And then that is typically made into little cakes, about 2 1/2 inches across and about less than a half-inch thick and then it is stored in flour and you can ship it around. I had a roommate from Shiraz, which is in the southern part of Iran. And his folks used to send boxes of this stuff. And, oh! It was so delicious. It’s kind of like divinity but with a rose flavor and you can get it here in Davis at the International Food Market in Davis Manor, East Davis. Ask for Gaz. It’s wrapped in little papers. It is made with egg whites so people who are squeamish about … where eggs have been would be squeamish about that too. Nonetheless, it’s delicious and has come from a tree.
That story was from my roommate … He knew the Iranian oak and the oaks we have. Thank goodness we don’t have the mealy bugs (in the Arboretum).
Warren’s story led into one about a scrub oak from the Mediterranean that has another kind of mealy bug, which produces a red dye that was the main dye for the Roman empire, medieval Europe and so on. Gradually, the Spanish adopted that red dye but with the conquest of Mexico, a much better insect was found for red dye — that’s the cochineal on prickly pears. The name cochinilla is depreciative for little pig. When they dry, they look like little black pigs.
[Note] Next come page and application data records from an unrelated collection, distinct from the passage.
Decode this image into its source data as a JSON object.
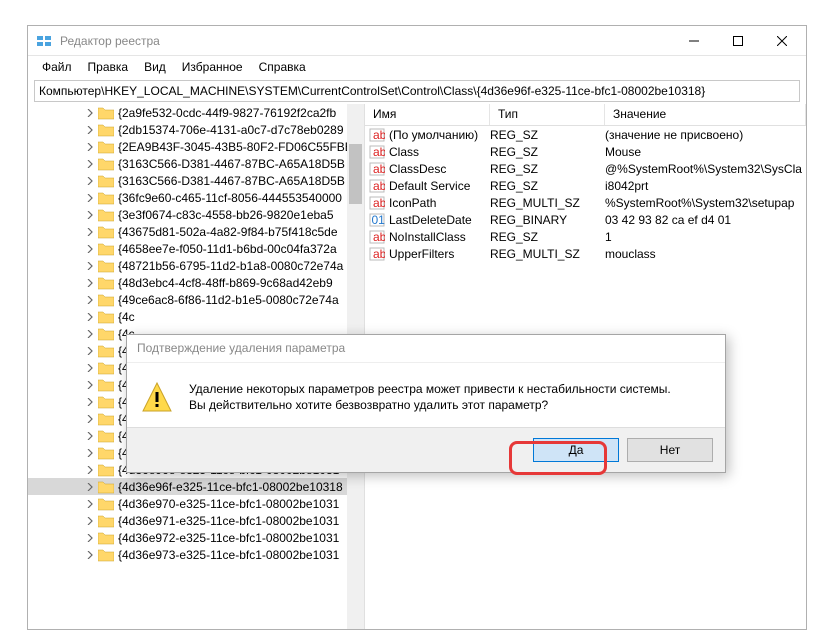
{
  "window": {
    "title": "Редактор реестра",
    "address_prefix": "Компьютер\\",
    "address": "HKEY_LOCAL_MACHINE\\SYSTEM\\CurrentControlSet\\Control\\Class\\{4d36e96f-e325-11ce-bfc1-08002be10318}"
  },
  "menu": {
    "file": "Файл",
    "edit": "Правка",
    "view": "Вид",
    "favorites": "Избранное",
    "help": "Справка"
  },
  "tree": {
    "items": [
      "{2a9fe532-0cdc-44f9-9827-76192f2ca2fb",
      "{2db15374-706e-4131-a0c7-d7c78eb0289",
      "{2EA9B43F-3045-43B5-80F2-FD06C55FBE",
      "{3163C566-D381-4467-87BC-A65A18D5B",
      "{3163C566-D381-4467-87BC-A65A18D5B",
      "{36fc9e60-c465-11cf-8056-444553540000",
      "{3e3f0674-c83c-4558-bb26-9820e1eba5",
      "{43675d81-502a-4a82-9f84-b75f418c5de",
      "{4658ee7e-f050-11d1-b6bd-00c04fa372a",
      "{48721b56-6795-11d2-b1a8-0080c72e74a",
      "{48d3ebc4-4cf8-48ff-b869-9c68ad42eb9",
      "{49ce6ac8-6f86-11d2-b1e5-0080c72e74a",
      "{4c",
      "{4c",
      "{4c",
      "{4c",
      "{4c",
      "{4c",
      "{4c",
      "{4d36e96c-e325-11ce-bfc1-08002be1031",
      "{4d36e96d-e325-11ce-bfc1-08002be1031",
      "{4d36e96e-e325-11ce-bfc1-08002be1031",
      "{4d36e96f-e325-11ce-bfc1-08002be10318",
      "{4d36e970-e325-11ce-bfc1-08002be1031",
      "{4d36e971-e325-11ce-bfc1-08002be1031",
      "{4d36e972-e325-11ce-bfc1-08002be1031",
      "{4d36e973-e325-11ce-bfc1-08002be1031"
    ],
    "selectedIndex": 22
  },
  "valuesHeader": {
    "name": "Имя",
    "type": "Тип",
    "value": "Значение"
  },
  "values": [
    {
      "icon": "sz",
      "name": "(По умолчанию)",
      "type": "REG_SZ",
      "value": "(значение не присвоено)"
    },
    {
      "icon": "sz",
      "name": "Class",
      "type": "REG_SZ",
      "value": "Mouse"
    },
    {
      "icon": "sz",
      "name": "ClassDesc",
      "type": "REG_SZ",
      "value": "@%SystemRoot%\\System32\\SysCla"
    },
    {
      "icon": "sz",
      "name": "Default Service",
      "type": "REG_SZ",
      "value": "i8042prt"
    },
    {
      "icon": "sz",
      "name": "IconPath",
      "type": "REG_MULTI_SZ",
      "value": "%SystemRoot%\\System32\\setupap"
    },
    {
      "icon": "bin",
      "name": "LastDeleteDate",
      "type": "REG_BINARY",
      "value": "03 42 93 82 ca ef d4 01"
    },
    {
      "icon": "sz",
      "name": "NoInstallClass",
      "type": "REG_SZ",
      "value": "1"
    },
    {
      "icon": "sz",
      "name": "UpperFilters",
      "type": "REG_MULTI_SZ",
      "value": "mouclass"
    }
  ],
  "dialog": {
    "title": "Подтверждение удаления параметра",
    "line1": "Удаление некоторых параметров реестра может привести к нестабильности системы.",
    "line2": "Вы действительно хотите безвозвратно удалить этот параметр?",
    "yes": "Да",
    "no": "Нет"
  }
}
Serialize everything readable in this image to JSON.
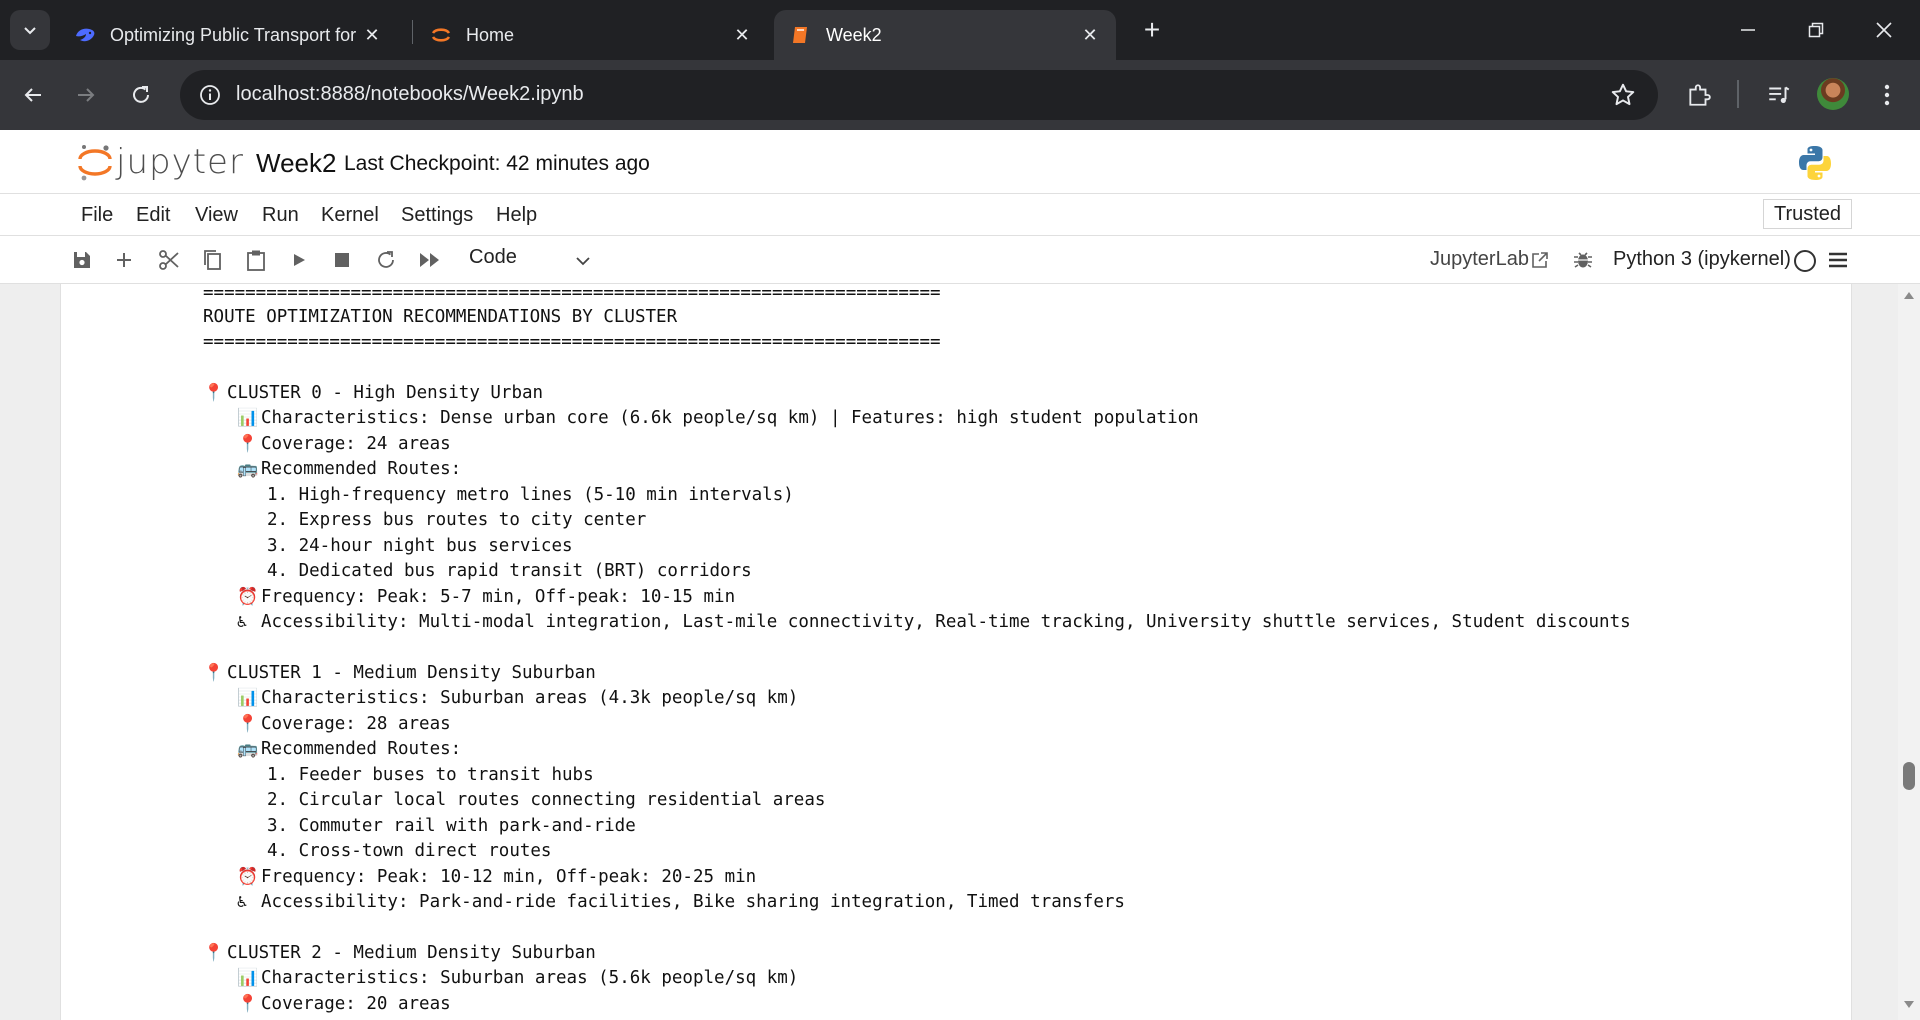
{
  "browser": {
    "tabs": [
      {
        "title": "Optimizing Public Transport for",
        "icon": "deepseek-whale-icon"
      },
      {
        "title": "Home",
        "icon": "jupyter-icon"
      },
      {
        "title": "Week2",
        "icon": "notebook-icon"
      }
    ],
    "url": "localhost:8888/notebooks/Week2.ipynb"
  },
  "jupyter": {
    "logo_text": "jupyter",
    "notebook_name": "Week2",
    "checkpoint": "Last Checkpoint: 42 minutes ago",
    "menu": [
      "File",
      "Edit",
      "View",
      "Run",
      "Kernel",
      "Settings",
      "Help"
    ],
    "trusted": "Trusted",
    "cell_type": "Code",
    "jupyterlab_link": "JupyterLab",
    "kernel": "Python 3 (ipykernel)"
  },
  "output": {
    "sep_top": "======================================================================",
    "heading": "ROUTE OPTIMIZATION RECOMMENDATIONS BY CLUSTER",
    "sep_bottom": "======================================================================",
    "clusters": [
      {
        "title": "CLUSTER 0 - High Density Urban",
        "characteristics": "Characteristics: Dense urban core (6.6k people/sq km) | Features: high student population",
        "coverage": "Coverage: 24 areas",
        "routes_label": "Recommended Routes:",
        "routes": [
          "1. High-frequency metro lines (5-10 min intervals)",
          "2. Express bus routes to city center",
          "3. 24-hour night bus services",
          "4. Dedicated bus rapid transit (BRT) corridors"
        ],
        "frequency": "Frequency: Peak: 5-7 min, Off-peak: 10-15 min",
        "accessibility": "Accessibility: Multi-modal integration, Last-mile connectivity, Real-time tracking, University shuttle services, Student discounts"
      },
      {
        "title": "CLUSTER 1 - Medium Density Suburban",
        "characteristics": "Characteristics: Suburban areas (4.3k people/sq km)",
        "coverage": "Coverage: 28 areas",
        "routes_label": "Recommended Routes:",
        "routes": [
          "1. Feeder buses to transit hubs",
          "2. Circular local routes connecting residential areas",
          "3. Commuter rail with park-and-ride",
          "4. Cross-town direct routes"
        ],
        "frequency": "Frequency: Peak: 10-12 min, Off-peak: 20-25 min",
        "accessibility": "Accessibility: Park-and-ride facilities, Bike sharing integration, Timed transfers"
      },
      {
        "title": "CLUSTER 2 - Medium Density Suburban",
        "characteristics": "Characteristics: Suburban areas (5.6k people/sq km)",
        "coverage": "Coverage: 20 areas"
      }
    ]
  }
}
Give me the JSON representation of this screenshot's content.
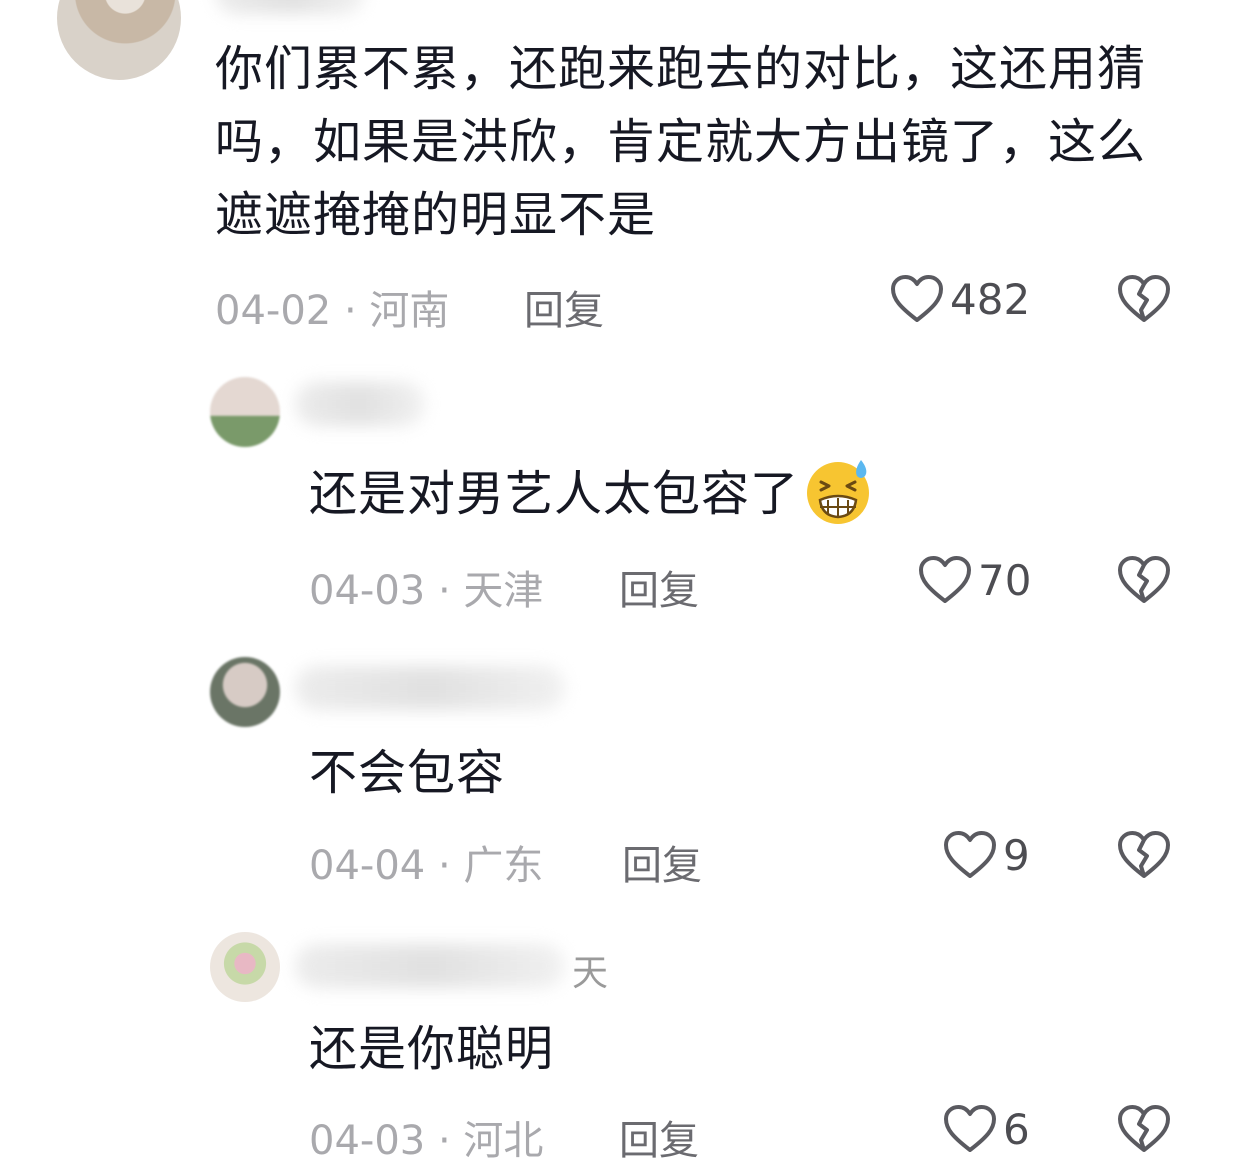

Warren is familiar with the products of our own native oaks. On his mom’s side, there were Native Americans. His grandmother used to make muffins and sheet cake from acorns. You gather them, crack open the shell and have to get the brown skin off the cotyledon because that’s very bitter. Then the seeds are ground and leached. You put them in a colander and keep pouring scalding water over them until it no longer tastes bitter. Then his mom and grandmother would toast it in ovens and then grind it again and they would add it to the recipe and use it instead of bran in muffins.
Warren was interested in plants from the time he was 3. His grandparents and great-grandparents were interested in plants. His great-grandmother was a gringa but was a healer. She was born in the Sierra foothills in the 1860s and learned about herbs. She used yerba santa, which was used to treat tuberculosis. The leaves taste sweet so, when you are hiking, you use the shiny leafed species and it keeps your mouth from drying out. She also used creosote bush to make a poultice to treat arthritis.
The Arboretum had been discontinued when Warren came to run it in 1972. He was hired to re-establish it. He was hopeful when he met devoted volunteers Pat Miller and Nancy Crosby, who were painting a building, and those volunteers are still working today, 40 years later.
Year-round, the 3.5-mile Arboretum loop is a delight of surprises, free, 24 hours a day. In the summer, it’s best to visit early in the morning or later in the day. Google UC Davis Arboretum and click on Plan Your Visit for maps, directions, parking information, to find out what’s in bloom, special events, tours, folk jam sessions, birding and the like. I recommend the very accessible west end if you only have time for a short taste.
— Jean Jackman is a Davis resident. Her columns appear monthly. Got a story, question, comment, correction? Contact her at JeanJackman@gmail.com